THE TASK.
Find the word "MAASP" in the data. Return every line where it appears.

═════ GIVEN ENTRIES ═════

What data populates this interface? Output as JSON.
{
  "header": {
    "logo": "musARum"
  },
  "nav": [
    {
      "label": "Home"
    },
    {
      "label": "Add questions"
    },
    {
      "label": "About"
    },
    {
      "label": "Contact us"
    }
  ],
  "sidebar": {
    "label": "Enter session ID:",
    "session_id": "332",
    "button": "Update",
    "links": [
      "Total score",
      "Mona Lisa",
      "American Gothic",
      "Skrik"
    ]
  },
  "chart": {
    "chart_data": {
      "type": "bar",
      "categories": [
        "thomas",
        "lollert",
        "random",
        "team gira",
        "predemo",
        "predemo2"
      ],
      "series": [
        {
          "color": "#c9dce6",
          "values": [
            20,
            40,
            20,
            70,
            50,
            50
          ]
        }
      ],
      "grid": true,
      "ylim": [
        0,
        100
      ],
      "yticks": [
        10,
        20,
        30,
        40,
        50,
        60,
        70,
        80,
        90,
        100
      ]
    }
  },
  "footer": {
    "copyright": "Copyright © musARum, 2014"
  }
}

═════
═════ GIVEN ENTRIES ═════

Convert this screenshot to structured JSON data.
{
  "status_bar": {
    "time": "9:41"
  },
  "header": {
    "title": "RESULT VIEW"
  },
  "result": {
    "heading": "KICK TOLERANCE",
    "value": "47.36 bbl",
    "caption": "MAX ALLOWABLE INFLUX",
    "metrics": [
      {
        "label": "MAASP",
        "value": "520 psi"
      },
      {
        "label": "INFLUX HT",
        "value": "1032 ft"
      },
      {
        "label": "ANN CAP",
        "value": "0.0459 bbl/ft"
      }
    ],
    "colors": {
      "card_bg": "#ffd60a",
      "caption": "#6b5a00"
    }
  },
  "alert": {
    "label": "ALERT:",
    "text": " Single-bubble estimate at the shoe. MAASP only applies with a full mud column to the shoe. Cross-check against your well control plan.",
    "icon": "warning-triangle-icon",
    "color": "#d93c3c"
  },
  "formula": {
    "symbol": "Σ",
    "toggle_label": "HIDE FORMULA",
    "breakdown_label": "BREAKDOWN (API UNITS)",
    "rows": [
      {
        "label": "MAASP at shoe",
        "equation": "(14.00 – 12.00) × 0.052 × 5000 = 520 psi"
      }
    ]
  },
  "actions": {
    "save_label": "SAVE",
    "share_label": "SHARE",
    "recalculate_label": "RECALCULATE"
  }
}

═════

REPLY.
        "label": "MAASP",
    "text": " Single-bubble estimate at the shoe. MAASP only applies with a full mud column to the shoe. Cross-check against your well control plan.",
        "label": "MAASP at shoe",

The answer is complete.